The Imperial Family’s official residence is surrounded by the quiet, carefully maintained East Gardens, where visitors can stroll through the wide lawns and explore the Ninomaru Japanese garden.
Curious about sumo wrestling? Watch the athletes practice
You don’t have to fully understand the rules of sumo wrestling to be curious about this sport. The game is definitely more intense than what you think, and the best way to get to the bottom of it is to visit a sumo stable and watch them practice.
Keep in mind that this is not a tourist attraction and there are is a set of rules you must respect while attending a practice. Etiquette is as important here as in any other cultural event in Tokyo.
Unveil classical Tokyo in Yanesen
Yanesen is an acronym for the three areas of Yanaka, Nezu, and Sendagi. It’s the most famous area in Tokyo to explore its classical side since it was one of the few places to escape unharmed from World War II.
Popular spots to visit include the famous and most photographed Nezu Shrine, the Yayoi Yumeji Museum, a museum dedicated to the art of the pioneer of Japanese graphic design, and stores selling chiyogami, paper with printed patterns.
Have an immersive cultural experience at a sento (the Japanese public bath)
These days, people don’t use a sento for the same reasons they did back in the day (all modern homes are equipped with baths now), but the tradition has not disappeared completely yet and the Japanese house baths are still around in Tokyo.
From establishments offering services close to the spa facilities to others that have a more traditional approach, there is plenty to choose from. Just keep in mind to abide by the rules of etiquette and you’ll have a wonderful experience.
Have a bright and loud time at a Pachinko parlor
Looking to having fun in an environment of bright neon lights and loud noises? Forget all the video arcades you’ve ever stepped into, find a Pachinko parlor in Tokyo and brush off your skills at this electronic game of pinball-meets-vegas-slot-machines.
It takes more focus and strategy than one might think to play what is “just” a game. It’s not “just” a game. The avid regular players take pride in their technique.
Get down to business at the Tsukiji Market
For urban explorers and cultural travelers, markets are the places we visit to experience the rawest of cultural interactions between local customers and vendors. It’s all about the business relationship, even the most colloquial of chit chats.
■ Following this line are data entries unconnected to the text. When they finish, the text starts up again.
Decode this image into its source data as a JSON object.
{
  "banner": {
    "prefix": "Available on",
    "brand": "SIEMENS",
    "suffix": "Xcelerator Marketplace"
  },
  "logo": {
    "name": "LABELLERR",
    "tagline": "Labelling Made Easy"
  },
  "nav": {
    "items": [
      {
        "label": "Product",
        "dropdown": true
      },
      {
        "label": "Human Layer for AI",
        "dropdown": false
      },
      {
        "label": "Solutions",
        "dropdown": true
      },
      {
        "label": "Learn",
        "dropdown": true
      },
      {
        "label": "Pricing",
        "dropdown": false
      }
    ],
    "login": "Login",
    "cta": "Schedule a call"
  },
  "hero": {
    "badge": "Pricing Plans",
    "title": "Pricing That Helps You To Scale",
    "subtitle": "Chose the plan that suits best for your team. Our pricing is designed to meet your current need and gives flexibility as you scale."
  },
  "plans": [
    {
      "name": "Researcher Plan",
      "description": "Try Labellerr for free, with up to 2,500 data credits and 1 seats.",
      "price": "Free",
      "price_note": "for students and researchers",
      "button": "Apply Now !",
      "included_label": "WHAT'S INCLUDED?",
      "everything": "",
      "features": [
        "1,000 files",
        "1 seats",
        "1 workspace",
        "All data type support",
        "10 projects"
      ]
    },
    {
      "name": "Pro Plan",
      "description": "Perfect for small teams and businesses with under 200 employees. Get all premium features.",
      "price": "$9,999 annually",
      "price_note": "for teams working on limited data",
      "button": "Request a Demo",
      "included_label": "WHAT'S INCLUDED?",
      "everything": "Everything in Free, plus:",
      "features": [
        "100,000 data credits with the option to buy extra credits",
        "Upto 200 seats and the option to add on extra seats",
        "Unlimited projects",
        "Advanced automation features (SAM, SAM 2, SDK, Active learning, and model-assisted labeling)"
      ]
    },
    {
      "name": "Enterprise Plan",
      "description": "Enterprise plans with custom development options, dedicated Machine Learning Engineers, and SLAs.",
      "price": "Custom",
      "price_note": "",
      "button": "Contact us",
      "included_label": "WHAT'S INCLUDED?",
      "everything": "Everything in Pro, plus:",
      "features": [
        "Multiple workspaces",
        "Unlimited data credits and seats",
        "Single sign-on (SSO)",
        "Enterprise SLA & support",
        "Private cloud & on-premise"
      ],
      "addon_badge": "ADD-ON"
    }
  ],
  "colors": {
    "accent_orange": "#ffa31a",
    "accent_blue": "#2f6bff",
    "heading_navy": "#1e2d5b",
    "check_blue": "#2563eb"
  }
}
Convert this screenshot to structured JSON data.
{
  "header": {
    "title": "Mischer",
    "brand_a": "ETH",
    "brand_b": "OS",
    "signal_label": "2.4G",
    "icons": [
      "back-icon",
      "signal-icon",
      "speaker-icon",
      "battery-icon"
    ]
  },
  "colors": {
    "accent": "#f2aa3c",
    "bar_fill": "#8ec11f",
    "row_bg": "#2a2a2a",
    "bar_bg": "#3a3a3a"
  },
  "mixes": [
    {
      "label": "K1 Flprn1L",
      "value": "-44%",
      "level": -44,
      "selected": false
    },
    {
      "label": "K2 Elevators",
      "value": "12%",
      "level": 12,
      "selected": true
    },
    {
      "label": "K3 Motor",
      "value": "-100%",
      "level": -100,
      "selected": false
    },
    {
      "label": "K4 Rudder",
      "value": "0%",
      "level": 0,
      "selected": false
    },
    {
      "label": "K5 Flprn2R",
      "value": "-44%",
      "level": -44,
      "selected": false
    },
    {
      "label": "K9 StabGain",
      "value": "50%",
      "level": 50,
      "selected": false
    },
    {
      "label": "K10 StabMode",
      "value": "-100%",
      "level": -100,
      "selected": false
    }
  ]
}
The heart and soul here is the inner market, where they trade seafood, but it will be relocated soon to Toyosu. Although you might miss one of the most famous events at the market, the tuna auction, the outer market will still be up and running, and with plenty of great street food stalls available to have a meal.
Explore Asakusa, one of the historical neighborhoods in Tokyo
A pet peeve for those who would rather skip the crowds, Asakusa is a must-see neighborhood in Tokyo. And, let’s face it, in a city with 13.6 million people that welcomes close to 20 million tourists every year, it’s impossible to completely escape a crowd.
So, embrace it, go with the flow, and enjoy the view from the top of the Tokyo Skytree, discover the best ramen you could possibly eat or take a ride at the 1883 Hanayashiki amusement park.